   4. Atmosphere of support. Absolutely. Maybe the writers have something more specific in mind about a Presbytery’s possibilities in this regard. I’d love more detail.

Then the writers want explore a different structure. Here I will confess my deepest concern. I applaud the associational aspects for churches to combine their assets for ministries and missions they define outside any centralized point of control like a Presbytery or a General Assembly. The Presbytery and General Assembly already know they are and should be held accountable to provide the best ministry for the dollar. Yet when the authors of this letter begin to discuss structurally dividing Presbyteries, and allowing churches to affiliate by choice into new ones and then into a new Synod, I see the destruction of the very institutions we have built that are fundamental to the very things the letter signers want to do! Then we truly would be a denomination held together by a Pension plan, the very alternative the authors claim they want to avoid! If you want running water, you need pipes, infrastructure. I see the dismantling of the very infrastructure which provide an atmosphere of support for many congregations across their pastoral vacancies, across conflicted landscapes, seeking consultation for staff design, nurture of clergy, systems for nurturing and raising-up leaders, networks for ministry and mission, and the list goes on. In short, they advocate the destruction of the institution of the Presbytery then they will build a new one of sorts. We need to repair the airplane, yes; but we need to keep flying it while we do.

Also the notion that we must restructure to foster these associations is false. It would just replace a former (now done) monopolistic frame with another run by temporarily like-minded people. The service received, after ten years of chaos, would pretty much be the same. So why invite ten years of chaos for so little (if any) benefit? I would recommend that the Presbyterian Church move toward a different sense of its “brand;” to a mental frame that appreciates the PCUSA as a collection of “brands” that has an appropriate range of control, (property permissions, examinations, accountability, etc.) but also an appropriate range of autonomy and self-definition (designation to mission beyond the congregation, program, advocacy, culture, worship style, etc.). I shutter somewhat at the corporate metaphor I am using here, but we need to become more like “Yum!” that houses the more familiar brands of Taco Bell, Pepsi, Kentucky Fried Chicken and others. To reach back in Church history, these would be the equivalent of different “orders” here in the Presbyterian Circle. We are developing our own version of the Jesuits, Dominicans and Franciscans. I would encourage the signers of this letter to stay with the Presbyterian ship, and serve the welfare of the Presbytery in which they find themselves but then to adopt a descriptor (perhaps “Conservative Biblical Standards” or something like that) by which they distinguish themselves as a congregation that does not endorse gay ordination or marriage. Likewise a more liberal congregation would pick its own “brand” designation.

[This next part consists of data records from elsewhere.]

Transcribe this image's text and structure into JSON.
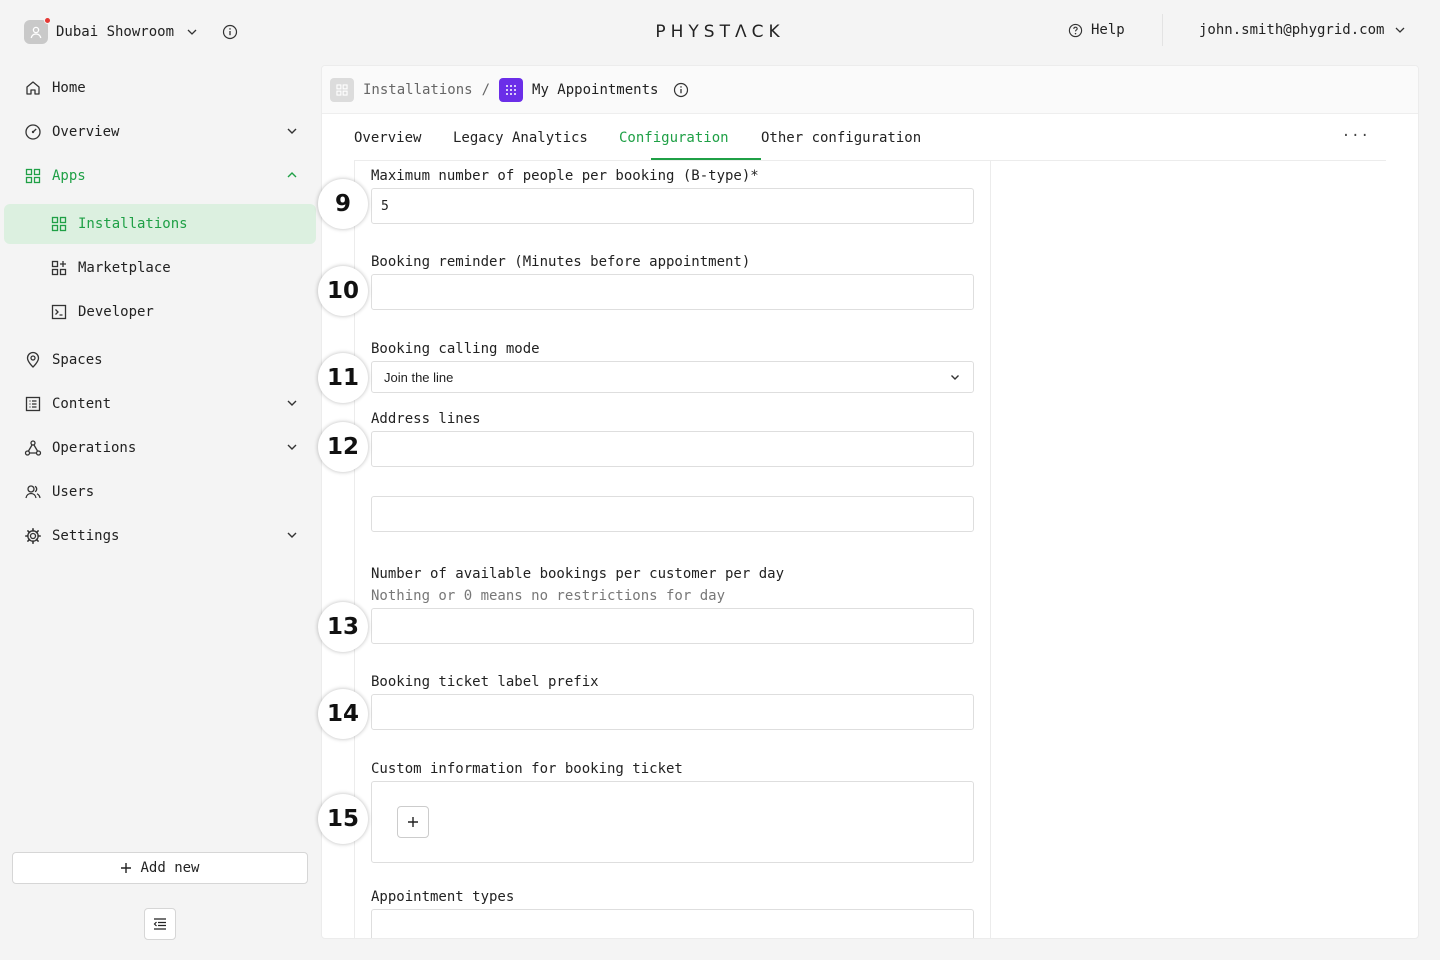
{
  "topbar": {
    "workspace": "Dubai Showroom",
    "logo": "PHYSTΛCK",
    "help": "Help",
    "user_email": "john.smith@phygrid.com"
  },
  "sidebar": {
    "items": [
      {
        "label": "Home",
        "icon": "home-icon"
      },
      {
        "label": "Overview",
        "icon": "gauge-icon"
      },
      {
        "label": "Apps",
        "icon": "apps-grid-icon"
      },
      {
        "label": "Installations",
        "icon": "apps-grid-icon"
      },
      {
        "label": "Marketplace",
        "icon": "marketplace-icon"
      },
      {
        "label": "Developer",
        "icon": "terminal-icon"
      },
      {
        "label": "Spaces",
        "icon": "location-pin-icon"
      },
      {
        "label": "Content",
        "icon": "content-list-icon"
      },
      {
        "label": "Operations",
        "icon": "network-icon"
      },
      {
        "label": "Users",
        "icon": "users-icon"
      },
      {
        "label": "Settings",
        "icon": "gear-icon"
      }
    ],
    "add_new": "Add new",
    "accent_color": "#1fa046"
  },
  "breadcrumb": {
    "parent": "Installations",
    "separator": "/",
    "current": "My Appointments"
  },
  "tabs": [
    "Overview",
    "Legacy Analytics",
    "Configuration",
    "Other configuration"
  ],
  "active_tab": "Configuration",
  "form": {
    "max_people_label": "Maximum number of people per booking (B-type)*",
    "max_people_value": "5",
    "reminder_label": "Booking reminder (Minutes before appointment)",
    "reminder_value": "",
    "calling_mode_label": "Booking calling mode",
    "calling_mode_value": "Join the line",
    "address_label": "Address lines",
    "address_line_1": "",
    "address_line_2": "",
    "bookings_per_day_label": "Number of available bookings per customer per day",
    "bookings_per_day_hint": "Nothing or 0 means no restrictions for day",
    "bookings_per_day_value": "",
    "ticket_prefix_label": "Booking ticket label prefix",
    "ticket_prefix_value": "",
    "custom_info_label": "Custom information for booking ticket",
    "appointment_types_label": "Appointment types"
  },
  "steps": [
    "9",
    "10",
    "11",
    "12",
    "13",
    "14",
    "15"
  ]
}
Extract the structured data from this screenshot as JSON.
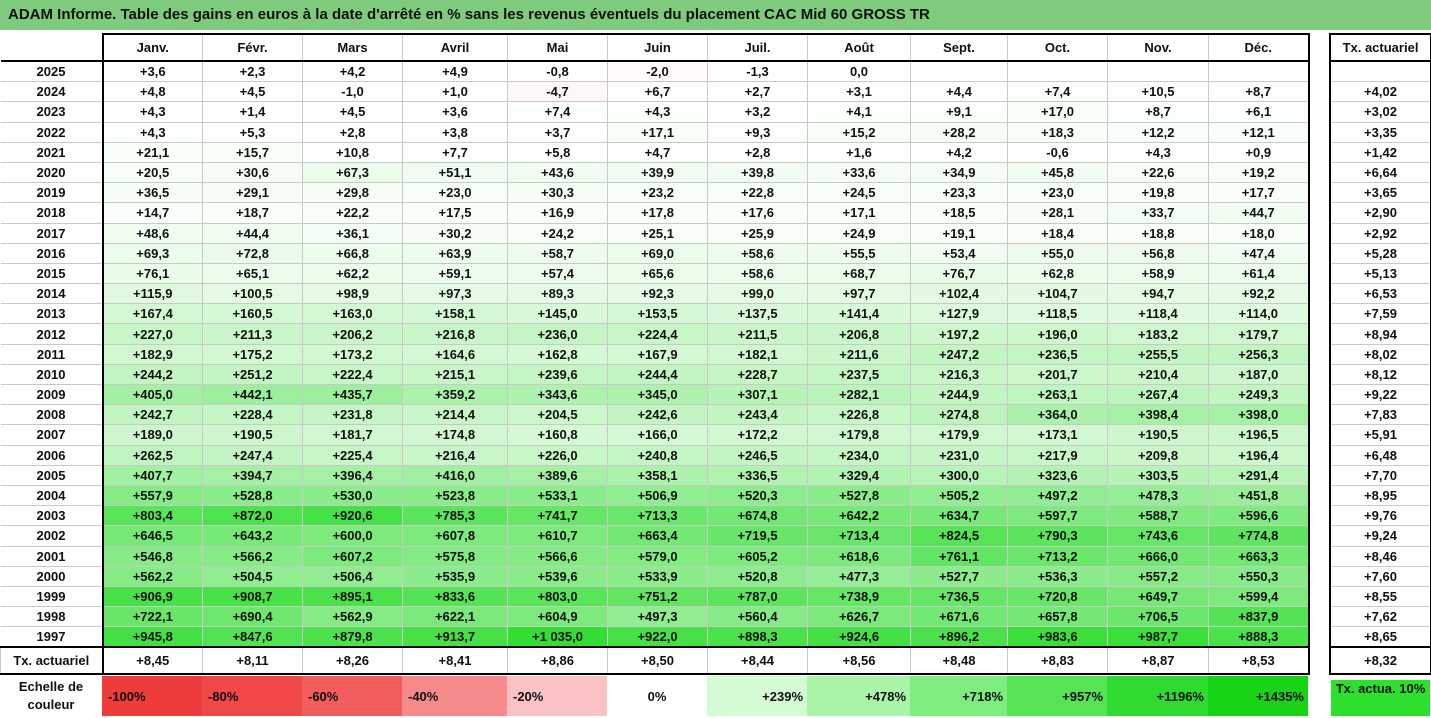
{
  "title": "ADAM Informe. Table des gains en euros à la date d'arrêté en % sans les revenus éventuels du placement CAC Mid 60 GROSS TR",
  "months": [
    "Janv.",
    "Févr.",
    "Mars",
    "Avril",
    "Mai",
    "Juin",
    "Juil.",
    "Août",
    "Sept.",
    "Oct.",
    "Nov.",
    "Déc."
  ],
  "rate_header": "Tx. actuariel",
  "rows": [
    {
      "year": "2025",
      "values": [
        "+3,6",
        "+2,3",
        "+4,2",
        "+4,9",
        "-0,8",
        "-2,0",
        "-1,3",
        "0,0",
        "",
        "",
        "",
        ""
      ],
      "rate": ""
    },
    {
      "year": "2024",
      "values": [
        "+4,8",
        "+4,5",
        "-1,0",
        "+1,0",
        "-4,7",
        "+6,7",
        "+2,7",
        "+3,1",
        "+4,4",
        "+7,4",
        "+10,5",
        "+8,7"
      ],
      "rate": "+4,02"
    },
    {
      "year": "2023",
      "values": [
        "+4,3",
        "+1,4",
        "+4,5",
        "+3,6",
        "+7,4",
        "+4,3",
        "+3,2",
        "+4,1",
        "+9,1",
        "+17,0",
        "+8,7",
        "+6,1"
      ],
      "rate": "+3,02"
    },
    {
      "year": "2022",
      "values": [
        "+4,3",
        "+5,3",
        "+2,8",
        "+3,8",
        "+3,7",
        "+17,1",
        "+9,3",
        "+15,2",
        "+28,2",
        "+18,3",
        "+12,2",
        "+12,1"
      ],
      "rate": "+3,35"
    },
    {
      "year": "2021",
      "values": [
        "+21,1",
        "+15,7",
        "+10,8",
        "+7,7",
        "+5,8",
        "+4,7",
        "+2,8",
        "+1,6",
        "+4,2",
        "-0,6",
        "+4,3",
        "+0,9"
      ],
      "rate": "+1,42"
    },
    {
      "year": "2020",
      "values": [
        "+20,5",
        "+30,6",
        "+67,3",
        "+51,1",
        "+43,6",
        "+39,9",
        "+39,8",
        "+33,6",
        "+34,9",
        "+45,8",
        "+22,6",
        "+19,2"
      ],
      "rate": "+6,64"
    },
    {
      "year": "2019",
      "values": [
        "+36,5",
        "+29,1",
        "+29,8",
        "+23,0",
        "+30,3",
        "+23,2",
        "+22,8",
        "+24,5",
        "+23,3",
        "+23,0",
        "+19,8",
        "+17,7"
      ],
      "rate": "+3,65"
    },
    {
      "year": "2018",
      "values": [
        "+14,7",
        "+18,7",
        "+22,2",
        "+17,5",
        "+16,9",
        "+17,8",
        "+17,6",
        "+17,1",
        "+18,5",
        "+28,1",
        "+33,7",
        "+44,7"
      ],
      "rate": "+2,90"
    },
    {
      "year": "2017",
      "values": [
        "+48,6",
        "+44,4",
        "+36,1",
        "+30,2",
        "+24,2",
        "+25,1",
        "+25,9",
        "+24,9",
        "+19,1",
        "+18,4",
        "+18,8",
        "+18,0"
      ],
      "rate": "+2,92"
    },
    {
      "year": "2016",
      "values": [
        "+69,3",
        "+72,8",
        "+66,8",
        "+63,9",
        "+58,7",
        "+69,0",
        "+58,6",
        "+55,5",
        "+53,4",
        "+55,0",
        "+56,8",
        "+47,4"
      ],
      "rate": "+5,28"
    },
    {
      "year": "2015",
      "values": [
        "+76,1",
        "+65,1",
        "+62,2",
        "+59,1",
        "+57,4",
        "+65,6",
        "+58,6",
        "+68,7",
        "+76,7",
        "+62,8",
        "+58,9",
        "+61,4"
      ],
      "rate": "+5,13"
    },
    {
      "year": "2014",
      "values": [
        "+115,9",
        "+100,5",
        "+98,9",
        "+97,3",
        "+89,3",
        "+92,3",
        "+99,0",
        "+97,7",
        "+102,4",
        "+104,7",
        "+94,7",
        "+92,2"
      ],
      "rate": "+6,53"
    },
    {
      "year": "2013",
      "values": [
        "+167,4",
        "+160,5",
        "+163,0",
        "+158,1",
        "+145,0",
        "+153,5",
        "+137,5",
        "+141,4",
        "+127,9",
        "+118,5",
        "+118,4",
        "+114,0"
      ],
      "rate": "+7,59"
    },
    {
      "year": "2012",
      "values": [
        "+227,0",
        "+211,3",
        "+206,2",
        "+216,8",
        "+236,0",
        "+224,4",
        "+211,5",
        "+206,8",
        "+197,2",
        "+196,0",
        "+183,2",
        "+179,7"
      ],
      "rate": "+8,94"
    },
    {
      "year": "2011",
      "values": [
        "+182,9",
        "+175,2",
        "+173,2",
        "+164,6",
        "+162,8",
        "+167,9",
        "+182,1",
        "+211,6",
        "+247,2",
        "+236,5",
        "+255,5",
        "+256,3"
      ],
      "rate": "+8,02"
    },
    {
      "year": "2010",
      "values": [
        "+244,2",
        "+251,2",
        "+222,4",
        "+215,1",
        "+239,6",
        "+244,4",
        "+228,7",
        "+237,5",
        "+216,3",
        "+201,7",
        "+210,4",
        "+187,0"
      ],
      "rate": "+8,12"
    },
    {
      "year": "2009",
      "values": [
        "+405,0",
        "+442,1",
        "+435,7",
        "+359,2",
        "+343,6",
        "+345,0",
        "+307,1",
        "+282,1",
        "+244,9",
        "+263,1",
        "+267,4",
        "+249,3"
      ],
      "rate": "+9,22"
    },
    {
      "year": "2008",
      "values": [
        "+242,7",
        "+228,4",
        "+231,8",
        "+214,4",
        "+204,5",
        "+242,6",
        "+243,4",
        "+226,8",
        "+274,8",
        "+364,0",
        "+398,4",
        "+398,0"
      ],
      "rate": "+7,83"
    },
    {
      "year": "2007",
      "values": [
        "+189,0",
        "+190,5",
        "+181,7",
        "+174,8",
        "+160,8",
        "+166,0",
        "+172,2",
        "+179,8",
        "+179,9",
        "+173,1",
        "+190,5",
        "+196,5"
      ],
      "rate": "+5,91"
    },
    {
      "year": "2006",
      "values": [
        "+262,5",
        "+247,4",
        "+225,4",
        "+216,4",
        "+226,0",
        "+240,8",
        "+246,5",
        "+234,0",
        "+231,0",
        "+217,9",
        "+209,8",
        "+196,4"
      ],
      "rate": "+6,48"
    },
    {
      "year": "2005",
      "values": [
        "+407,7",
        "+394,7",
        "+396,4",
        "+416,0",
        "+389,6",
        "+358,1",
        "+336,5",
        "+329,4",
        "+300,0",
        "+323,6",
        "+303,5",
        "+291,4"
      ],
      "rate": "+7,70"
    },
    {
      "year": "2004",
      "values": [
        "+557,9",
        "+528,8",
        "+530,0",
        "+523,8",
        "+533,1",
        "+506,9",
        "+520,3",
        "+527,8",
        "+505,2",
        "+497,2",
        "+478,3",
        "+451,8"
      ],
      "rate": "+8,95"
    },
    {
      "year": "2003",
      "values": [
        "+803,4",
        "+872,0",
        "+920,6",
        "+785,3",
        "+741,7",
        "+713,3",
        "+674,8",
        "+642,2",
        "+634,7",
        "+597,7",
        "+588,7",
        "+596,6"
      ],
      "rate": "+9,76"
    },
    {
      "year": "2002",
      "values": [
        "+646,5",
        "+643,2",
        "+600,0",
        "+607,8",
        "+610,7",
        "+663,4",
        "+719,5",
        "+713,4",
        "+824,5",
        "+790,3",
        "+743,6",
        "+774,8"
      ],
      "rate": "+9,24"
    },
    {
      "year": "2001",
      "values": [
        "+546,8",
        "+566,2",
        "+607,2",
        "+575,8",
        "+566,6",
        "+579,0",
        "+605,2",
        "+618,6",
        "+761,1",
        "+713,2",
        "+666,0",
        "+663,3"
      ],
      "rate": "+8,46"
    },
    {
      "year": "2000",
      "values": [
        "+562,2",
        "+504,5",
        "+506,4",
        "+535,9",
        "+539,6",
        "+533,9",
        "+520,8",
        "+477,3",
        "+527,7",
        "+536,3",
        "+557,2",
        "+550,3"
      ],
      "rate": "+7,60"
    },
    {
      "year": "1999",
      "values": [
        "+906,9",
        "+908,7",
        "+895,1",
        "+833,6",
        "+803,0",
        "+751,2",
        "+787,0",
        "+738,9",
        "+736,5",
        "+720,8",
        "+649,7",
        "+599,4"
      ],
      "rate": "+8,55"
    },
    {
      "year": "1998",
      "values": [
        "+722,1",
        "+690,4",
        "+562,9",
        "+622,1",
        "+604,9",
        "+497,3",
        "+560,4",
        "+626,7",
        "+671,6",
        "+657,8",
        "+706,5",
        "+837,9"
      ],
      "rate": "+7,62"
    },
    {
      "year": "1997",
      "values": [
        "+945,8",
        "+847,6",
        "+879,8",
        "+913,7",
        "+1 035,0",
        "+922,0",
        "+898,3",
        "+924,6",
        "+896,2",
        "+983,6",
        "+987,7",
        "+888,3"
      ],
      "rate": "+8,65"
    }
  ],
  "footer": {
    "label": "Tx. actuariel",
    "values": [
      "+8,45",
      "+8,11",
      "+8,26",
      "+8,41",
      "+8,86",
      "+8,50",
      "+8,44",
      "+8,56",
      "+8,48",
      "+8,83",
      "+8,87",
      "+8,53"
    ],
    "rate": "+8,32"
  },
  "legend": {
    "label": "Echelle de couleur",
    "swatches": [
      {
        "text": "-100%",
        "color": "#ee3b3b",
        "align": "left"
      },
      {
        "text": "-80%",
        "color": "#f04848",
        "align": "left"
      },
      {
        "text": "-60%",
        "color": "#f35c5c",
        "align": "left"
      },
      {
        "text": "-40%",
        "color": "#f68a8a",
        "align": "left"
      },
      {
        "text": "-20%",
        "color": "#fac2c2",
        "align": "left"
      },
      {
        "text": "0%",
        "color": "#ffffff",
        "align": "center"
      },
      {
        "text": "+239%",
        "color": "#d4fbd4",
        "align": "right"
      },
      {
        "text": "+478%",
        "color": "#aaf4aa",
        "align": "right"
      },
      {
        "text": "+718%",
        "color": "#7eec7e",
        "align": "right"
      },
      {
        "text": "+957%",
        "color": "#56e456",
        "align": "right"
      },
      {
        "text": "+1196%",
        "color": "#2fdb2f",
        "align": "right"
      },
      {
        "text": "+1435%",
        "color": "#17d417",
        "align": "right"
      }
    ],
    "rate_label": "Tx. actua. 10%",
    "rate_color": "#2ee02e"
  }
}
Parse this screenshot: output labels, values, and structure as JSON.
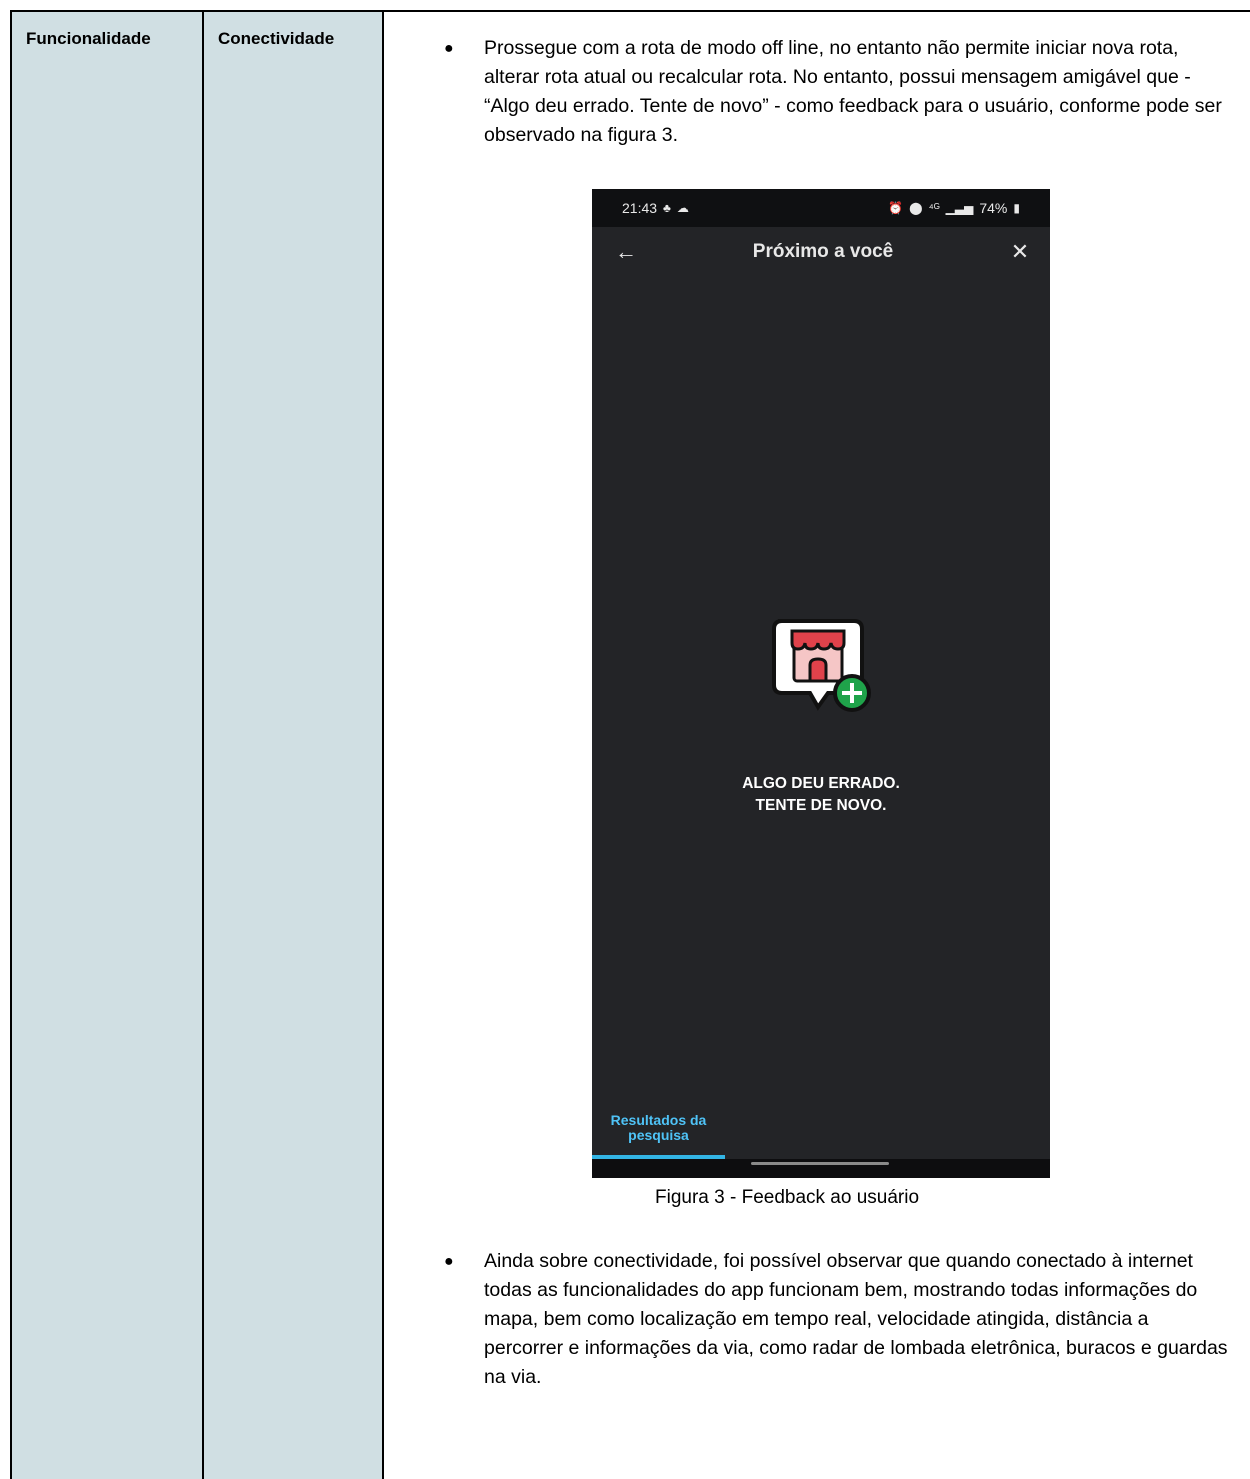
{
  "table": {
    "col1": "Funcionalidade",
    "col2": "Conectividade",
    "bullets": [
      {
        "marker": "●",
        "text": "Prossegue com a rota de modo off line, no entanto não permite iniciar nova rota, alterar rota atual ou recalcular rota. No entanto, possui mensagem amigável que - “Algo deu errado. Tente de novo” - como feedback para o usuário, conforme pode ser observado na figura 3."
      },
      {
        "marker": "●",
        "text": "Ainda sobre conectividade, foi possível observar que quando conectado à internet todas as funcionalidades do app funcionam bem,  mostrando todas informações do mapa, bem como localização em tempo real, velocidade atingida, distância a percorrer e informações da via, como radar de lombada eletrônica, buracos e guardas na via."
      }
    ]
  },
  "figure": {
    "status_bar": {
      "time": "21:43",
      "battery": "74%",
      "icons_left": [
        "person-icon",
        "cloud-icon"
      ],
      "icons_right": [
        "alarm-icon",
        "location-icon",
        "4g-icon",
        "signal-icon",
        "battery-icon"
      ]
    },
    "app_bar": {
      "title": "Próximo a você",
      "back": "←",
      "close": "✕"
    },
    "error_line1": "ALGO DEU ERRADO.",
    "error_line2": "TENTE DE NOVO.",
    "tab_line1": "Resultados da",
    "tab_line2": "pesquisa",
    "caption": "Figura 3 - Feedback ao usuário",
    "colors": {
      "screen_bg": "#232427",
      "accent": "#33b5e5",
      "plus_green": "#1fa34a",
      "awning_red": "#e0424b"
    }
  }
}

Please by all means associate, advocate, engage in common connectional ministry, but please don’t think a radical reconfiguration of Presbytery structures (and its trailing chaos) is the best way to do this. It isn’t.

Grace and Peace,


G. Wilson Gunn, Jr. is General Presbytery of the National Capital Presbytery.